- EXERCISE DETAILS
What lines below include the string "password"? Pick them out and copy them.

Entries from a dataset of interfaces:
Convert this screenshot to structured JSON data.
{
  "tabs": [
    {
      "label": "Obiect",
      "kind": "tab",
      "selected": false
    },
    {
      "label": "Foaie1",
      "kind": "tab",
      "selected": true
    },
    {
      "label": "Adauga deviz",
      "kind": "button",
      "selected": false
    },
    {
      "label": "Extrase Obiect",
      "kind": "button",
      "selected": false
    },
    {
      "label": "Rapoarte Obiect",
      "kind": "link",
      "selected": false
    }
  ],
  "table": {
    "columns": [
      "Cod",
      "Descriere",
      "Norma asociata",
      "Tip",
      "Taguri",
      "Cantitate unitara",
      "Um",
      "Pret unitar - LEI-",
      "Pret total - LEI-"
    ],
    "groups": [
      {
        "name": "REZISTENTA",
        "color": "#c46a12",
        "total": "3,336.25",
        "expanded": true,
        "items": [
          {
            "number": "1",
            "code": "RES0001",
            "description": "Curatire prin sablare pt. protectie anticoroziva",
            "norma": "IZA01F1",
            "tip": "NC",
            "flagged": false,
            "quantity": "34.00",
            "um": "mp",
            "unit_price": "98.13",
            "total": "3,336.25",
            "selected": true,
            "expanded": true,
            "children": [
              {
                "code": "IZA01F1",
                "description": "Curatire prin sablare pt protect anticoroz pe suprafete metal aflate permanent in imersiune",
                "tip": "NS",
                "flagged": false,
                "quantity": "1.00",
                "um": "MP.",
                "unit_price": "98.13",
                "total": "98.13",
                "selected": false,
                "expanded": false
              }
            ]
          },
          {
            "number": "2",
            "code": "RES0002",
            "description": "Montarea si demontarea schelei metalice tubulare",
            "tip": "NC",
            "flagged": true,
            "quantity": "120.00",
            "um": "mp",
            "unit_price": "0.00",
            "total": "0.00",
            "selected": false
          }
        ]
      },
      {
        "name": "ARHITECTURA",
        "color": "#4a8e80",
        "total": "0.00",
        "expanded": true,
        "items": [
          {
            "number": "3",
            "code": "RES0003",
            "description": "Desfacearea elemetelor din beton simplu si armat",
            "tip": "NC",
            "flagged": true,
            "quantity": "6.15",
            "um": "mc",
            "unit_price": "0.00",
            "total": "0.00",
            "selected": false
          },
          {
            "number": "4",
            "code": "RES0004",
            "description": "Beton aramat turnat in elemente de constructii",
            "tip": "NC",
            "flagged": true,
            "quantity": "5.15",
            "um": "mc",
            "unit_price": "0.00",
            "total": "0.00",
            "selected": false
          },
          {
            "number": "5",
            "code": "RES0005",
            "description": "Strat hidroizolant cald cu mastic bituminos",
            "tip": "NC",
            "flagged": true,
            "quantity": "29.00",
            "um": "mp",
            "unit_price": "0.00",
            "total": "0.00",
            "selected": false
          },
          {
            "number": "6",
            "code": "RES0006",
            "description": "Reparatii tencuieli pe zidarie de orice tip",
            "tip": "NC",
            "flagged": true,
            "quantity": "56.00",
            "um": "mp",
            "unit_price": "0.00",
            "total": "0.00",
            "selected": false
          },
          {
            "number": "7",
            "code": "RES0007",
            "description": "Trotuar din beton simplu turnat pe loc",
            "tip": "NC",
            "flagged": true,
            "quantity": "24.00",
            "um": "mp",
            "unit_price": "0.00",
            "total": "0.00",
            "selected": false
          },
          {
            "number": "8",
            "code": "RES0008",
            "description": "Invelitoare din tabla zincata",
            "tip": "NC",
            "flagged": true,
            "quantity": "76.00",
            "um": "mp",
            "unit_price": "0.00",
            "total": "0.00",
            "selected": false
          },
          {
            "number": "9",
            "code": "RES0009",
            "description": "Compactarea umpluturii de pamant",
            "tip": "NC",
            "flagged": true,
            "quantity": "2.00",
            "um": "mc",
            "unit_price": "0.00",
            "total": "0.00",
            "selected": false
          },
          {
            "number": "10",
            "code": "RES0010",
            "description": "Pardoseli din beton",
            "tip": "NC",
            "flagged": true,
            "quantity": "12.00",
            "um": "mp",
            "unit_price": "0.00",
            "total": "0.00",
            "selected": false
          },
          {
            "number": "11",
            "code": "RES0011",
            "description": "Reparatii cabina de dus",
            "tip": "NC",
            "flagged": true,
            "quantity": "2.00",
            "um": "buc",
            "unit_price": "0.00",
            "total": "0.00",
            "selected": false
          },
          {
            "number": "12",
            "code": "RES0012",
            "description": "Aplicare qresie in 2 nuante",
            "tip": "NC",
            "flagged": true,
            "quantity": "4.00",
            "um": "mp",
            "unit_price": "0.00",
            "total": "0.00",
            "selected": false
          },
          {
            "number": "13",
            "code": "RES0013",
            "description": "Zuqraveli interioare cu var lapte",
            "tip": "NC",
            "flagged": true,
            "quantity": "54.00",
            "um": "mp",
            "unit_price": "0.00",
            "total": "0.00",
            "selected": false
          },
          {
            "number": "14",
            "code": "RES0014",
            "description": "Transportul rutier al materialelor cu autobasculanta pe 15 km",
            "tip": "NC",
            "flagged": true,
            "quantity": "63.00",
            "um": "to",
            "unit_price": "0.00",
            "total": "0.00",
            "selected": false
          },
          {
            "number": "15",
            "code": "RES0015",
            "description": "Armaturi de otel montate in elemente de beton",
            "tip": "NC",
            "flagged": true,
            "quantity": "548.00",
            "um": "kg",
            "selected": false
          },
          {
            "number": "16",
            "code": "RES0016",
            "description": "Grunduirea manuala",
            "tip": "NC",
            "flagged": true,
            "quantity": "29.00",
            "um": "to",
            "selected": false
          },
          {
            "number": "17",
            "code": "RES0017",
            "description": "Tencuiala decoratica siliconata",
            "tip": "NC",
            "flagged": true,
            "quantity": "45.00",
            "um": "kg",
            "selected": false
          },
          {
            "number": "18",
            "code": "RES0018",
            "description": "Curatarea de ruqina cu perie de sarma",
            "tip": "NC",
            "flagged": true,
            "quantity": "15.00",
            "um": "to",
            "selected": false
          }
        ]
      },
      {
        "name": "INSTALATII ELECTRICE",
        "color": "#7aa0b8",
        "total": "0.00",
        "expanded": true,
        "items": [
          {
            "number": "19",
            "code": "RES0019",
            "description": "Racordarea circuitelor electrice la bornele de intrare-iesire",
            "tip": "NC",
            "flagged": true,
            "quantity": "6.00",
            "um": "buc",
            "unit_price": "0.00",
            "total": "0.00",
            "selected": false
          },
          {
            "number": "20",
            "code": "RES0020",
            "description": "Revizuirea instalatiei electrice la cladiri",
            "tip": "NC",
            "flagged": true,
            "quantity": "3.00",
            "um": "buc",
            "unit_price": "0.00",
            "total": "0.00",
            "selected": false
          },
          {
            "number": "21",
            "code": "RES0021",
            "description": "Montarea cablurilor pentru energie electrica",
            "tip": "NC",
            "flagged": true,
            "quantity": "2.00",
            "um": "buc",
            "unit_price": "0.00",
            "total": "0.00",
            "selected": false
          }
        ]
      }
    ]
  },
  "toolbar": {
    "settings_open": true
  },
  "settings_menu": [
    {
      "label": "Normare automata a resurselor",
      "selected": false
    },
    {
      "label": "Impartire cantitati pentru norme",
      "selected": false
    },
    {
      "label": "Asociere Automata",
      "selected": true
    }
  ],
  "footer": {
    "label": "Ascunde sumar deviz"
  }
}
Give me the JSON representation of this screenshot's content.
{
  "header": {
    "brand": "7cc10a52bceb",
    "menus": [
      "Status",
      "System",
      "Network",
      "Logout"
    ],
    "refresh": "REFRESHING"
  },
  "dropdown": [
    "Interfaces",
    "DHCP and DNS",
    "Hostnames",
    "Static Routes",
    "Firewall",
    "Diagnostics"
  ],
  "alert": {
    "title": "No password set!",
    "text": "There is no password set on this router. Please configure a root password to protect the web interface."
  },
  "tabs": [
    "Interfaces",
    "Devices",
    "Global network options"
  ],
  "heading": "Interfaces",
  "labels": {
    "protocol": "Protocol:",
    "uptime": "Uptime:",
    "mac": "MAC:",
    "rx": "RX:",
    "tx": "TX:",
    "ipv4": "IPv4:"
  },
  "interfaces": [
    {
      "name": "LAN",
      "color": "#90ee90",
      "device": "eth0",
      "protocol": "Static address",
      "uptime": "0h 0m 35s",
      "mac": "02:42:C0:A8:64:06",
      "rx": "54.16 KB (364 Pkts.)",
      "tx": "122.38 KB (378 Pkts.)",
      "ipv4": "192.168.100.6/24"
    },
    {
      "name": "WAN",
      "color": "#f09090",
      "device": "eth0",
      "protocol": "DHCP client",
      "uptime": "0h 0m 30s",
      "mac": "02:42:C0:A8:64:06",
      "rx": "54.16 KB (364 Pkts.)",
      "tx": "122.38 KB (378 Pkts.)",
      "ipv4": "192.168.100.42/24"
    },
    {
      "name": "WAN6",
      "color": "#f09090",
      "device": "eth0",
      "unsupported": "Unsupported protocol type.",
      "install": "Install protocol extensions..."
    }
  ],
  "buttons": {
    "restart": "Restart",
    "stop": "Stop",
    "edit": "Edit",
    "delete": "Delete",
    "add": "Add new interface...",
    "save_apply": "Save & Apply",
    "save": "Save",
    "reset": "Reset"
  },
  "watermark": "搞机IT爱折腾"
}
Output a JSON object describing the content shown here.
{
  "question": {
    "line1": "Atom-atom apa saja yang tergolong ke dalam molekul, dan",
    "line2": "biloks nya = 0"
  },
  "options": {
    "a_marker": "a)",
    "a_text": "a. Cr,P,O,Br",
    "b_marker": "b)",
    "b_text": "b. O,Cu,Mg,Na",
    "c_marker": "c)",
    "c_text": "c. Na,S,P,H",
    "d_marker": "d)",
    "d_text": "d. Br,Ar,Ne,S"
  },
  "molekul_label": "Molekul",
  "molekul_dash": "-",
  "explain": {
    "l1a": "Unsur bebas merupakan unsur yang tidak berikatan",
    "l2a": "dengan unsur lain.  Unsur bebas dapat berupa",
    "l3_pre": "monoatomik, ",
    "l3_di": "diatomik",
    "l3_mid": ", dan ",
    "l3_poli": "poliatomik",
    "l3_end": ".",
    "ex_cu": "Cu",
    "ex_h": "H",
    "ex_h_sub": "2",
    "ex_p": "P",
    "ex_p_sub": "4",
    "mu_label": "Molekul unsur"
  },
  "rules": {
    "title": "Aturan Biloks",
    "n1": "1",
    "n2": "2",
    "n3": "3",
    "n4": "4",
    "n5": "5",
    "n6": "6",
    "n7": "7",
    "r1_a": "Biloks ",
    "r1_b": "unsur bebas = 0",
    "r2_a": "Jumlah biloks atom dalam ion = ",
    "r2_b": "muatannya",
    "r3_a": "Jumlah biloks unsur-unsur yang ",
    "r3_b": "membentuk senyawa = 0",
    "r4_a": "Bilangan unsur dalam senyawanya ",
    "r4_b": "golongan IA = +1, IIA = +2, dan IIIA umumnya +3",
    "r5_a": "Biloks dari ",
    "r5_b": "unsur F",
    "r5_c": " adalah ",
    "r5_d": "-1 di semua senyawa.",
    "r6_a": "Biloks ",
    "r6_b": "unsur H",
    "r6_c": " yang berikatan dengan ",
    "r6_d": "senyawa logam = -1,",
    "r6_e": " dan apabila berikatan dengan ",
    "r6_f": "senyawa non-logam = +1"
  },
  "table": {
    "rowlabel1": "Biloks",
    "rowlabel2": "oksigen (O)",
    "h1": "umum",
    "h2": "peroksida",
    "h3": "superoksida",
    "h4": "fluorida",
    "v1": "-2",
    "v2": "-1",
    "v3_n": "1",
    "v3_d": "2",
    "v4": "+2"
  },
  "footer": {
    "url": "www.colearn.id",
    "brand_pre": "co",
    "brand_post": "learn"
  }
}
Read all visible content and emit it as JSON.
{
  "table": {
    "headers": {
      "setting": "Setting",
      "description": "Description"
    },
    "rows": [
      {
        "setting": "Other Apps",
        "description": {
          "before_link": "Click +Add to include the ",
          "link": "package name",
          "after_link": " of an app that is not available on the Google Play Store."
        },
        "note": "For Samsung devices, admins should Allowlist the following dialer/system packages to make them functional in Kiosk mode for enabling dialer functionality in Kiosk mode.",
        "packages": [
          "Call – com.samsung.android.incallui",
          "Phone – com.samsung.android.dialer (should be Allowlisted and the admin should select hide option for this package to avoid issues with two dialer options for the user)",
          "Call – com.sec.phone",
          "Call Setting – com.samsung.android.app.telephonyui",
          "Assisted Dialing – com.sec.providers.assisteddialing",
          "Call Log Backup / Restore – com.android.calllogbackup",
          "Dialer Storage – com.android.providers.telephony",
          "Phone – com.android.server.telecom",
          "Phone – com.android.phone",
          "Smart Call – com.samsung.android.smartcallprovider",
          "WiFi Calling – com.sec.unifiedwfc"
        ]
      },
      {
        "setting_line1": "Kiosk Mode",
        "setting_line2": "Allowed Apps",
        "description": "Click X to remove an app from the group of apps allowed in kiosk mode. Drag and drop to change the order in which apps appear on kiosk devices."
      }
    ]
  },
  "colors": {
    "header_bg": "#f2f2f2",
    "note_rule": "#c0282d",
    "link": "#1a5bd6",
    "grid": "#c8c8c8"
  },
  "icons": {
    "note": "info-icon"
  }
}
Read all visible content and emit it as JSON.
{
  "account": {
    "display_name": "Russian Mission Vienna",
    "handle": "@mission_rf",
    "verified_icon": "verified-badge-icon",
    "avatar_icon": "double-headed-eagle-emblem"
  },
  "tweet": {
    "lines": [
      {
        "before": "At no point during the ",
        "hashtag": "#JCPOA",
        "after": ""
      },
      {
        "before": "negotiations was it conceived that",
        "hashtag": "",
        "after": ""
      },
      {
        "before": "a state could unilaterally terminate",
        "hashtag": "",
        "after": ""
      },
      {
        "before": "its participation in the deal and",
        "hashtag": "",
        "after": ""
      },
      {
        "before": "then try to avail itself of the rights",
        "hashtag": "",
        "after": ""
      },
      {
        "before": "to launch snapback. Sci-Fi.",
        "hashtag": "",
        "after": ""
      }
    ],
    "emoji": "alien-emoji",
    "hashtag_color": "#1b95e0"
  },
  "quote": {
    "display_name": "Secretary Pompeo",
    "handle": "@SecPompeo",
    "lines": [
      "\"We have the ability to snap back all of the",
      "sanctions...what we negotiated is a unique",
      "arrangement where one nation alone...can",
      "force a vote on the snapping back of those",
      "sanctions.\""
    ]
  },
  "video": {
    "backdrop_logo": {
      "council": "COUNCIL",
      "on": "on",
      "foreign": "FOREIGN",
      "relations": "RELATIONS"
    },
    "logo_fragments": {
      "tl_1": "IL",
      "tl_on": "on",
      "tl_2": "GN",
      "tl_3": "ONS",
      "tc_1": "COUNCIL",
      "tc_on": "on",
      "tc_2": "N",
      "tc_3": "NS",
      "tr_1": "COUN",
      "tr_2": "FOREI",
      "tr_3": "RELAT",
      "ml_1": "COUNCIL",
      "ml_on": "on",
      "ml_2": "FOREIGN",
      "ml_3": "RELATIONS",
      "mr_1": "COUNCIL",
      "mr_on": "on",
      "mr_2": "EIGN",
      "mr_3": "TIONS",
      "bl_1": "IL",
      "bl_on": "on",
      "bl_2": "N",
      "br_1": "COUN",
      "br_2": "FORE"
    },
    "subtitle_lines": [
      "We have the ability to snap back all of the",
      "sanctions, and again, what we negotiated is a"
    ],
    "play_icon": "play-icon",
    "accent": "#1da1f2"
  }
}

- RESULT
    "title": "No password set!",
    "text": "There is no password set on this router. Please configure a root password to protect the web interface."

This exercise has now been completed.